WHAT THE TASK REQUIRES
Show, from the entries below, every line in which "items" appears.

STORED DATA
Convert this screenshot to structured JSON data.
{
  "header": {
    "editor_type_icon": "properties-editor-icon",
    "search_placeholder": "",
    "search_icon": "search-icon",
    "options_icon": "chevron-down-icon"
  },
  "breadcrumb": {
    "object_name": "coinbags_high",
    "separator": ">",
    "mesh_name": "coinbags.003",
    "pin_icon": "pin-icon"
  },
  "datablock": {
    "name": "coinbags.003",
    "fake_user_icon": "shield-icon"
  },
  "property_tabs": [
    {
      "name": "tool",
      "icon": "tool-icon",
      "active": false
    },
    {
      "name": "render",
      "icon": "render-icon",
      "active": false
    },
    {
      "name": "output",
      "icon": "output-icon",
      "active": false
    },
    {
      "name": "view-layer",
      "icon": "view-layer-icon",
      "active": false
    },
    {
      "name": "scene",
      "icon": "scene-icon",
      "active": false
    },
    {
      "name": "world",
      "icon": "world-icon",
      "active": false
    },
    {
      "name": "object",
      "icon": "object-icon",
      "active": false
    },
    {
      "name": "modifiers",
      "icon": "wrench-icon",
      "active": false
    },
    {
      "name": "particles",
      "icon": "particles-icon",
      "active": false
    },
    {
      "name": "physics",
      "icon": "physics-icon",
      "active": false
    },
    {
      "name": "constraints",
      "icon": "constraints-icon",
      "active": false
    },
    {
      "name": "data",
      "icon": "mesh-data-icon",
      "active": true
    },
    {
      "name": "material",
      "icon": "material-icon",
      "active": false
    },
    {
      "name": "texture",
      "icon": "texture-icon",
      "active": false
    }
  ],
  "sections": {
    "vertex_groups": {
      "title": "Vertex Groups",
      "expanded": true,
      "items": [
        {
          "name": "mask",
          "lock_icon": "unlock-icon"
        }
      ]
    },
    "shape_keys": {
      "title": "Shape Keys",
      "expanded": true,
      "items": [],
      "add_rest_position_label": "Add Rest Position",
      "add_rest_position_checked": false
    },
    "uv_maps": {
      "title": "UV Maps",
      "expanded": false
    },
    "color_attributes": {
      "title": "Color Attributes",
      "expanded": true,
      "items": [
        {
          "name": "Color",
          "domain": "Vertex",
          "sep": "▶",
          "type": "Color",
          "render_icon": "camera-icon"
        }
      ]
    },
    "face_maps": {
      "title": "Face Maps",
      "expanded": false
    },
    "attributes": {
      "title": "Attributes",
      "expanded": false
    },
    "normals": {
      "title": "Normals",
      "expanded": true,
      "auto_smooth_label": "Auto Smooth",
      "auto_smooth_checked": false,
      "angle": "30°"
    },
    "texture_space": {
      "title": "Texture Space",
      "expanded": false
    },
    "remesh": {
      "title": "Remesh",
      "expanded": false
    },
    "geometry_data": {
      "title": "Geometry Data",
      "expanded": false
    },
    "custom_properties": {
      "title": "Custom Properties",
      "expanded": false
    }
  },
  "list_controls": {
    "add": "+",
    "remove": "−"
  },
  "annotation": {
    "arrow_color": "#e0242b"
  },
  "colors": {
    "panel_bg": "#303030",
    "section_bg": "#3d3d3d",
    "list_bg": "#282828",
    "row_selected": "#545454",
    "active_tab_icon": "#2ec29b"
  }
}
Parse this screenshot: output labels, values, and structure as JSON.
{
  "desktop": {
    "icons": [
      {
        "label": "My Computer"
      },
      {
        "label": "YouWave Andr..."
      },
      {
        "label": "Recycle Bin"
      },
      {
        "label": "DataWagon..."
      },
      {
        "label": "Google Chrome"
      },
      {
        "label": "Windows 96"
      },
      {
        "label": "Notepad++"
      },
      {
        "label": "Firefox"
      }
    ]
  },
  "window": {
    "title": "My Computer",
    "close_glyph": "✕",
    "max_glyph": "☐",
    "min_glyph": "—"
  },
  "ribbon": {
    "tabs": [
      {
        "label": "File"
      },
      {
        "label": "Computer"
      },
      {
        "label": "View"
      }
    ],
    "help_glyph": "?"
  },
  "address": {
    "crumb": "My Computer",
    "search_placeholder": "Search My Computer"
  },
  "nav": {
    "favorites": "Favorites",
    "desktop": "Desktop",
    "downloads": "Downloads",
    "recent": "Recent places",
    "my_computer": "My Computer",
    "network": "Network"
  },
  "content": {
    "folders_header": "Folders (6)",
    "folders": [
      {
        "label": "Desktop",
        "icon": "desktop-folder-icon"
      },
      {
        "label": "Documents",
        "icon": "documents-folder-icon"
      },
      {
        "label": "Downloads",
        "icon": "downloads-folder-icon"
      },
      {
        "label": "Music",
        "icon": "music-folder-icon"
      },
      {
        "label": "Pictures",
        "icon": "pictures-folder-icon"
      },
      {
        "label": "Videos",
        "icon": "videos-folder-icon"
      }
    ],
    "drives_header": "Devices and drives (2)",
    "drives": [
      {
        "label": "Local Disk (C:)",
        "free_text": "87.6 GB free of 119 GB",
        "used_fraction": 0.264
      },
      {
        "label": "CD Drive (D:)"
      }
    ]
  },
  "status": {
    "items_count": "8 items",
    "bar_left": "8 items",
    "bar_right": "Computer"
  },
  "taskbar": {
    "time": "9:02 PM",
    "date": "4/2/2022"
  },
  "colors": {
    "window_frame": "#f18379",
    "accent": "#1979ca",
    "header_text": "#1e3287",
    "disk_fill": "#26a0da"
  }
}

COMPLETED TASK
      "items": [
      "items": [],
      "items": [
    "items_count": "8 items",
    "bar_left": "8 items",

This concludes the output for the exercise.